• _DATA FOR ANALYSIS_

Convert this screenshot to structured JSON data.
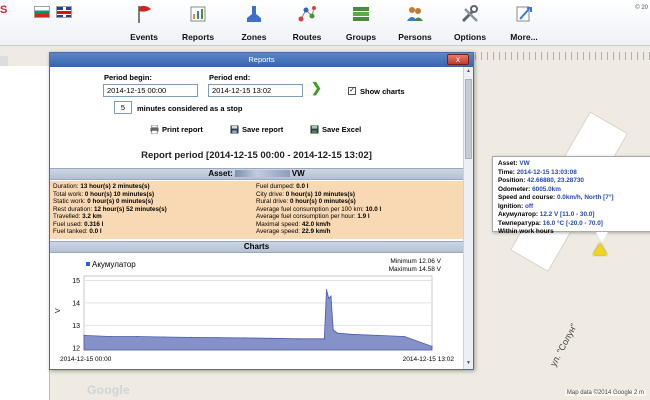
{
  "app": {
    "brand_letter": "S",
    "copyright": "© 20"
  },
  "languages": [
    {
      "code": "bg"
    },
    {
      "code": "en"
    }
  ],
  "nav": [
    {
      "label": "Events",
      "icon": "flag-icon",
      "color": "#d32020"
    },
    {
      "label": "Reports",
      "icon": "reports-icon",
      "color": "#e8912a"
    },
    {
      "label": "Zones",
      "icon": "zones-icon",
      "color": "#3f6fc9"
    },
    {
      "label": "Routes",
      "icon": "routes-icon",
      "color": "#d63f3f"
    },
    {
      "label": "Groups",
      "icon": "groups-icon",
      "color": "#4a8c3a"
    },
    {
      "label": "Persons",
      "icon": "persons-icon",
      "color": "#c47a2a"
    },
    {
      "label": "Options",
      "icon": "options-icon",
      "color": "#5b6470"
    },
    {
      "label": "More...",
      "icon": "more-icon",
      "color": "#3a78c8"
    }
  ],
  "dialog": {
    "title": "Reports",
    "close": "x",
    "period_begin_label": "Period begin:",
    "period_begin": "2014-12-15 00:00",
    "period_end_label": "Period end:",
    "period_end": "2014-12-15 13:02",
    "show_charts": "Show charts",
    "stop_minutes": "5",
    "stop_label": "minutes considered as a stop",
    "print": "Print report",
    "save": "Save report",
    "excel": "Save Excel",
    "report_period": "Report period [2014-12-15 00:00 - 2014-12-15 13:02]",
    "asset_prefix": "Asset:",
    "asset_suffix": "VW",
    "charts_header": "Charts"
  },
  "stats_left": [
    {
      "label": "Duration:",
      "value": "13 hour(s) 2 minutes(s)"
    },
    {
      "label": "Total work:",
      "value": "0 hour(s) 10 minutes(s)"
    },
    {
      "label": "Static work:",
      "value": "0 hour(s) 0 minutes(s)"
    },
    {
      "label": "Rest duration:",
      "value": "12 hour(s) 52 minutes(s)"
    },
    {
      "label": "Travelled:",
      "value": "3.2 km"
    },
    {
      "label": "Fuel used:",
      "value": "0.316 l"
    },
    {
      "label": "Fuel tanked:",
      "value": "0.0 l"
    }
  ],
  "stats_right": [
    {
      "label": "Fuel dumped:",
      "value": "0.0 l"
    },
    {
      "label": "City drive:",
      "value": "0 hour(s) 10 minutes(s)"
    },
    {
      "label": "Rural drive:",
      "value": "0 hour(s) 0 minutes(s)"
    },
    {
      "label": "Average fuel consumption per 100 km:",
      "value": "10.0 l"
    },
    {
      "label": "Average fuel consumption per hour:",
      "value": "1.9 l"
    },
    {
      "label": "Maximal speed:",
      "value": "42.0 km/h"
    },
    {
      "label": "Average speed:",
      "value": "22.9 km/h"
    }
  ],
  "chart_data": {
    "type": "area",
    "title": "",
    "series": [
      {
        "name": "Акумулатор",
        "x": [
          "2014-12-15 00:00",
          "2014-12-15 01:00",
          "2014-12-15 02:00",
          "2014-12-15 03:00",
          "2014-12-15 04:00",
          "2014-12-15 05:00",
          "2014-12-15 06:00",
          "2014-12-15 07:00",
          "2014-12-15 08:00",
          "2014-12-15 09:00",
          "2014-12-15 09:05",
          "2014-12-15 09:10",
          "2014-12-15 09:15",
          "2014-12-15 09:20",
          "2014-12-15 09:30",
          "2014-12-15 10:00",
          "2014-12-15 11:00",
          "2014-12-15 12:00",
          "2014-12-15 13:02"
        ],
        "values": [
          12.55,
          12.5,
          12.5,
          12.48,
          12.46,
          12.45,
          12.44,
          12.42,
          12.4,
          12.4,
          14.58,
          14.2,
          14.3,
          12.8,
          12.65,
          12.6,
          12.55,
          12.5,
          12.06
        ]
      }
    ],
    "minimum_label": "Minimum 12.06 V",
    "maximum_label": "Maximum 14.58 V",
    "ylabel": "V",
    "yticks": [
      12,
      13,
      14,
      15
    ],
    "ylim": [
      11.9,
      15.2
    ],
    "xtick_labels": [
      "2014-12-15 00:00",
      "2014-12-15 13:02"
    ],
    "color": "#6f7fc0",
    "grid": true
  },
  "info_popup": [
    {
      "label": "Asset:",
      "value": "VW"
    },
    {
      "label": "Time:",
      "value": "2014-12-15 13:03:08"
    },
    {
      "label": "Position:",
      "value": "42.66880, 23.28730"
    },
    {
      "label": "Odometer:",
      "value": "6005.0km"
    },
    {
      "label": "Speed and course:",
      "value": "0.0km/h, North [7°]"
    },
    {
      "label": "Ignition:",
      "value": "off"
    },
    {
      "label": "Акумулатор:",
      "value": "12.2 V [11.0 - 30.0]"
    },
    {
      "label": "Температура:",
      "value": "16.0 °C [-20.0 - 70.0]"
    },
    {
      "label": "Within work hours",
      "value": ""
    }
  ],
  "map": {
    "street": "ул. \"Солун\"",
    "google": "Google",
    "attribution": "Map data ©2014 Google   2 m"
  }
}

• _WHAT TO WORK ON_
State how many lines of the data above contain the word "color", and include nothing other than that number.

• _SOLUTION TO THE EXERCISE_
9